SCCS students help build a better future
By Lucia Landivar
The SCCS bus arrived at the dusty construction site located on a flat piece of terrain outside La Guardia at about 8:30 in the morning. About 20 students, many really just waking up, tumbled out and began preparations for a day of building houses for Habitat for Humanity.
There were at least 20 houses under construction, most about half-finished. When completed they would be sold to poor families who would pay $60 a month to acquire what for many of them would be the first decent housing they had ever lived in. The job of the SCCS students was to provide non-skilled labor to finish these houses, which were being built as part of the world-wide Habitat for Humanity (HFH) program.

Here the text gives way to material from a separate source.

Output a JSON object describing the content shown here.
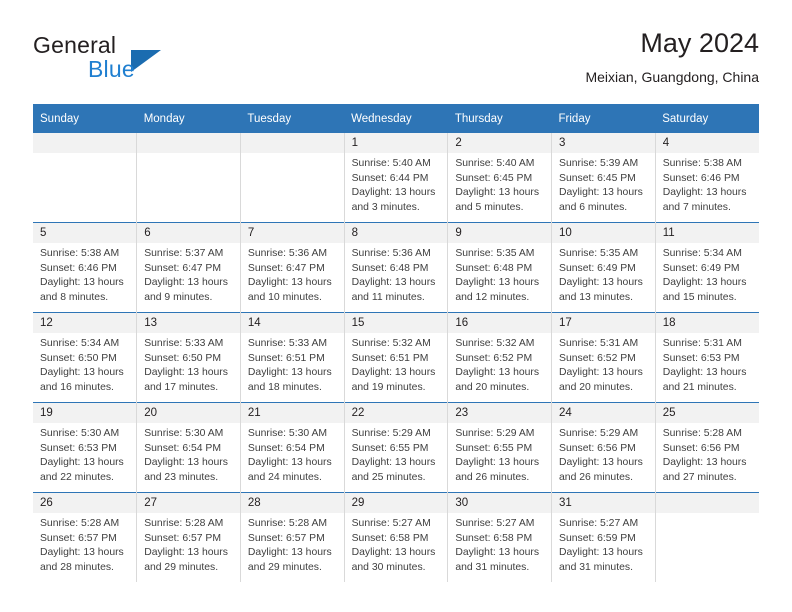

“Our main goal is to have an opportunity for meaningful community service”, said Hudson Thurston, the middle school teacher who is in charge of the program at the school, after the first SCCS Habitat For Humanity build of the year. The “builds” will continue through the rest of the year taking place every few weeks.
Habitat For Humanity is an international nonprofit organization that welcomes volunteers all around the world to eliminate substandard housing in their communities. Since 1976, HFH has constructed over 400,000 houses around the world, providing decent shelter for over 2 million people. SCCS is proud to be part of this effort.
Habitat For Humanity has building sites all over Bolivia, from La Paz to Santa Cruz. SCCS has worked in the Chiquitania, La Guardia, El Torno, and Cotoca. This year, students will spend most of their efforts in La Guardia.
In SCCS, students and teachers work as volunteers along with construction workers (and the families who will eventually own the houses ). Students develop a sense of community service, and learn how to work hard. They also learn about partnership, and leadership skills.
SCCS started working with HFH many years ago, but the partnership was suspended for a few years. Three years ago, Mike Vandeloo who was working as SCCS’s school counselor, and Thurston contacted HFH and arranged to renew SCCS’ involvement in the program. Mr. Thurston and librarian Rebecca Battistioni are going to the builds with the high school students.
The SCCS students work on several houses, digging holes for septic tanks, moving bricks, tiles, leveling out the floors, and basically doing whatever needs to be done that doesn’t require training. The students work alongside the masons and other skilled workers and help in any way they can.
It’s hard work. By midafternoon Estefania Sauto, a junior, was so tired and dusty that she said she was ready to go to sleep -- but she kept going.
Tae Ho Cho, another junior, said his arms were aching from taking wheelbarrow loads full of sand and tiles from place to place.
Girls quietly compared their new callouses on their otherwise nicely manicured hands.
Thurston is pleased with the way the program has progressed. “In the past three years, I’ve done a couple dozen builds, and I’m always pleasantly surprised on how our students conduct themselves. They are very polite, and show very good manners with all the workers in the site,” says Thurston. Students from ninth to twelfth grade come out and give their best effort, he says. They work together and get along nicely.
Working in Habitat For Humanity is both rewarding and tiring. When this writer got home she went straight to bed, so tired I couldn’t even take a shower. My body was a little sore the next day from all the shoveling, but I felt a sense of satisfaction and happiness from my work in building homes for those families. It was fun to watch even the small children of the families who would live in the houses passing bricks up onto the roofs.
Habitat For Humanity is a fun activity for students to spend half of their Saturday doing a little labor for families in need to benefit the community.
Afterword: During the school's second Habitat for Humanity on Saturday. Oct. 22, members of the SCCS group were invited to participate in a ceremony at which titles to some of the newly constructed houses were turned over to the new owners, and the school was honored for the work it has done at the La Guardia site over the past two years.The ceremony was attended by Habitat officials, local home owners, and officials from the La Guardia mayoral office. SCCS was also mentioned by name in Habitat for Humanity's most recent annual report.